It was an affirming moment in Good Shepherd history when Rhonda Cumberland and Adam Mooney, CEOs of Good Shepherd Australia New Zealand and Good Shepherd Microfinance respectively, were called on to give evidence in the first week of public hearings for the Royal Commission into Family Violence, which began on 13 July 2015. This representation is testament that Good Shepherd is seen as a national leader in assisting women and girls who are in extreme need, vulnerable and marginalised. Together, Good Shepherd Australia New Zealand and Good Shepherd Microfinance are working towards a world where women are free and able to live an independent life and fully participate in society.
Significantly, Rhonda's expertise was called on day one at the opening of proceedings. Along with Wendy Steendam, Victoria Police Assistant Commissioner, Rhonda gave an historical perspective of how family violence has been viewed and managed by community services, police and the courts since the 1970s—and the pivotal changes that took place within Victoria Police under Chief Commissioner Christine Nixon's leadership as in the early 2000s.
In the lead up to the Royal Commission Rhonda said that stopping violence against women everywhere will be one of the most important contributions to the advancement of human progress. "This is the key proposition in our submission to the Royal Commission; it's the new future we are driven to achieve," she said.
"Specifically, we have focused our submission on governance and policy reforms, women's decapitalising as a result of economic abuse, prevention, and response and recovery.
"Stopping family violence and sexual assault, both gendered crimes, seems a distant reality. Our aim is for all women from all backgrounds to participate fully in society. This will not happen until we address inequality. We will focus our efforts to create change. It's why the Royal Commission is so important and our engagement with it essential.
"Unless we put the cause of family violence at the heart of reform and at the heart of every prevention and response effort, we won't achieve the change that we need," she added.
Adam was asked to talk about financial abuse and the role microfinance can play in tackling this issue. Financial abuse is a form of family violence that negatively impacts a person financially and undermines their efforts to become economically independent. Conservative estimates suggest two million women in Australia have experienced financial abuse.
Adam discussed four ways microfinance can optimise the conditions to avoid, mitigate or address family violence:
Relieving the stress and anxiety for people who felt trapped in a situation of financial abuse
Assisting women who leave a violent relationship to set up a new home quickly
Identifying possible financial abuse during the loan interview process and facilitating a referral to a support service
Providing women suffering financial abuse with a safe alternative to high-cost payday loans which can cause financial hardship

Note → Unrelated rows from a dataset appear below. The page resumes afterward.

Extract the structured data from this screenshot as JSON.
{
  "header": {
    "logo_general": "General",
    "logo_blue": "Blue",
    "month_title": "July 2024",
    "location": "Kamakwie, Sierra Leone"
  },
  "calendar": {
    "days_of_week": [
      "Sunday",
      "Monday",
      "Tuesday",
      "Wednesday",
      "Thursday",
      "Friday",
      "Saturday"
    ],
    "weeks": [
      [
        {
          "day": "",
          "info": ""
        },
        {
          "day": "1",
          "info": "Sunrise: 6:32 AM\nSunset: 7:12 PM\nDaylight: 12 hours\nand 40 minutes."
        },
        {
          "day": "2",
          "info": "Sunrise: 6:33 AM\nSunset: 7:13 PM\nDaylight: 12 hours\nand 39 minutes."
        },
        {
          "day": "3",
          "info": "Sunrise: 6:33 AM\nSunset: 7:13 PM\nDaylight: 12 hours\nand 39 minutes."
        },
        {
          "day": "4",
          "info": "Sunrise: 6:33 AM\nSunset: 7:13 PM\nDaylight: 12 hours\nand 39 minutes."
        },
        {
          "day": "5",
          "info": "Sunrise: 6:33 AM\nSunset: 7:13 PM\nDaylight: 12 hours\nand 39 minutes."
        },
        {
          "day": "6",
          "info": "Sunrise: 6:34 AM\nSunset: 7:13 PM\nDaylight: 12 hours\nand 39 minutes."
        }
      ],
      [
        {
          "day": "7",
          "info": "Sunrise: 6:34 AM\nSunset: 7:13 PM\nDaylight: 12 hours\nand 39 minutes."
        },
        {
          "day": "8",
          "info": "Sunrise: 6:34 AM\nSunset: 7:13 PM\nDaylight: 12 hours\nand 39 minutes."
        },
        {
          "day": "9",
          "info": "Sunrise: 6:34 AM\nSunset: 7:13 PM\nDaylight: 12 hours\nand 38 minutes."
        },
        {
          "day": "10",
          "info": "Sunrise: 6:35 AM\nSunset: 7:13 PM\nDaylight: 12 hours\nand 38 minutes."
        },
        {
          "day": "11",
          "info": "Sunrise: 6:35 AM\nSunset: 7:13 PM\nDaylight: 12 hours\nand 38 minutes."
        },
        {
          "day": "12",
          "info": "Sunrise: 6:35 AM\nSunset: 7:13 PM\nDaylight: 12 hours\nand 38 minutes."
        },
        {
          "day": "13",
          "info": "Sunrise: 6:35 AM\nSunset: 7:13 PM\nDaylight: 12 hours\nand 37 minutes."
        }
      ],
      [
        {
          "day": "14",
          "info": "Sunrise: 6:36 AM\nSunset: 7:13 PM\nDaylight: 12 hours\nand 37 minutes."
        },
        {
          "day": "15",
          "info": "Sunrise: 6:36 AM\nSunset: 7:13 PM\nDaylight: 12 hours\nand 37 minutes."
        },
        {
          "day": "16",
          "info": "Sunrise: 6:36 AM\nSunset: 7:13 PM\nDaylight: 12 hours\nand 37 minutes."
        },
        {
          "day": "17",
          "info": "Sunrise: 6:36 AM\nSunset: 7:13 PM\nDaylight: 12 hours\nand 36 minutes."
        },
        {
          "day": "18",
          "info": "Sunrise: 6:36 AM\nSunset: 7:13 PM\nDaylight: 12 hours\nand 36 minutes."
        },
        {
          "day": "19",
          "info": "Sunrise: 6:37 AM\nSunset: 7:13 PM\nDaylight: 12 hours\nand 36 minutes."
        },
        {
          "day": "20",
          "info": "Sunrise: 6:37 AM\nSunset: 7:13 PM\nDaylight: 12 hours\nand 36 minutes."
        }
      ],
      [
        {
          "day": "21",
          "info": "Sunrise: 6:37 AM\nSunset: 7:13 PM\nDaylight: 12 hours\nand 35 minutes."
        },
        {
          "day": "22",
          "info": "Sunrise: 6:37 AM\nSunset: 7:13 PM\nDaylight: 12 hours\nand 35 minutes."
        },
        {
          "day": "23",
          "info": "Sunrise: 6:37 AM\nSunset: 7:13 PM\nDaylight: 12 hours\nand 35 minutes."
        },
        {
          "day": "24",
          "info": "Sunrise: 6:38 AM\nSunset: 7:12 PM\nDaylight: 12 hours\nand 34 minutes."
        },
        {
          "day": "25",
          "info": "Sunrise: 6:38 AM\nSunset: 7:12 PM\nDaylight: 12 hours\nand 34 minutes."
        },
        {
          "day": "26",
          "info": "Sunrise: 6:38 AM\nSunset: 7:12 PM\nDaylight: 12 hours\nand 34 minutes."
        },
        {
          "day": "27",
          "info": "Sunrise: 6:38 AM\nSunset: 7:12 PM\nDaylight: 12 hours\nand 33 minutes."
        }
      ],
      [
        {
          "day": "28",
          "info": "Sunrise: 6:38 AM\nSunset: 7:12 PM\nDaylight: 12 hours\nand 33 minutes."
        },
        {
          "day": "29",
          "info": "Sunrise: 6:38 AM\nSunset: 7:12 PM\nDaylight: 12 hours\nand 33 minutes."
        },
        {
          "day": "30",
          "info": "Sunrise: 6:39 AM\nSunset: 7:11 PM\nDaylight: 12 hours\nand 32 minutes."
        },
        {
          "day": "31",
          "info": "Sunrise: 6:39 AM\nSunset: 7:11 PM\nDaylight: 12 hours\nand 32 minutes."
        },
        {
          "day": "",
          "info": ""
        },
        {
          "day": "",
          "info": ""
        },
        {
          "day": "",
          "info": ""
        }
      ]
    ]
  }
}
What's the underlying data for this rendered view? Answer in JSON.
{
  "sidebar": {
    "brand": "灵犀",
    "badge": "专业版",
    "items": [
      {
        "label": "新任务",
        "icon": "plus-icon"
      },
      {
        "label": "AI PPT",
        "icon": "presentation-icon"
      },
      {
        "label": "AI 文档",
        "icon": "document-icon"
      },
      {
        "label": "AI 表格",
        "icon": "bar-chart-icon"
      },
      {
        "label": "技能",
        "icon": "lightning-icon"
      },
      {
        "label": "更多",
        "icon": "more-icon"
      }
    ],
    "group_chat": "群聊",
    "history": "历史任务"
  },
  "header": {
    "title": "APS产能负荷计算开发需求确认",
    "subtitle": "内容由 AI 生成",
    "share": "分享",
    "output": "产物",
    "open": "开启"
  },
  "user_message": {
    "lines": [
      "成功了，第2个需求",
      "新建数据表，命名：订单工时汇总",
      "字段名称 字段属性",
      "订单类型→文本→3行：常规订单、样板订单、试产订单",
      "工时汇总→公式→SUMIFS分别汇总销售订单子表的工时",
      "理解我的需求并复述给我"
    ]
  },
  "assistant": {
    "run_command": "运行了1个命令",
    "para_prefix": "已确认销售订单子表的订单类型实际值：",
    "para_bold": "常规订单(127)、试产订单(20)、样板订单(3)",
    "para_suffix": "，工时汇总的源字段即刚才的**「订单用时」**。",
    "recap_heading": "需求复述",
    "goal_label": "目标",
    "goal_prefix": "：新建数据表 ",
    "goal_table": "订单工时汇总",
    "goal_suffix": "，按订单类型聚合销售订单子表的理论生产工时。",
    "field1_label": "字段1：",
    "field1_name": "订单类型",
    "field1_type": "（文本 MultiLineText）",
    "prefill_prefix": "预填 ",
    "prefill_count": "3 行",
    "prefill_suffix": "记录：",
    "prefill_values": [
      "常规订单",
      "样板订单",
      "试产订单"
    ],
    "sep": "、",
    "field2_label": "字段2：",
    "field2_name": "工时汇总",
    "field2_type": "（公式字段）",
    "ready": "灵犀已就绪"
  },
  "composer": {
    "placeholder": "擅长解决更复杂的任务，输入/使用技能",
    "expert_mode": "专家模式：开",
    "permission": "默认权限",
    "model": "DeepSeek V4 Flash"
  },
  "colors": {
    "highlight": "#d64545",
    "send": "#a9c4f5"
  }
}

Together, Good Shepherd Australia New Zealand and Good Shepherd Microfinance are working towards a world where women are free and able to live an independent life and fully participate in society.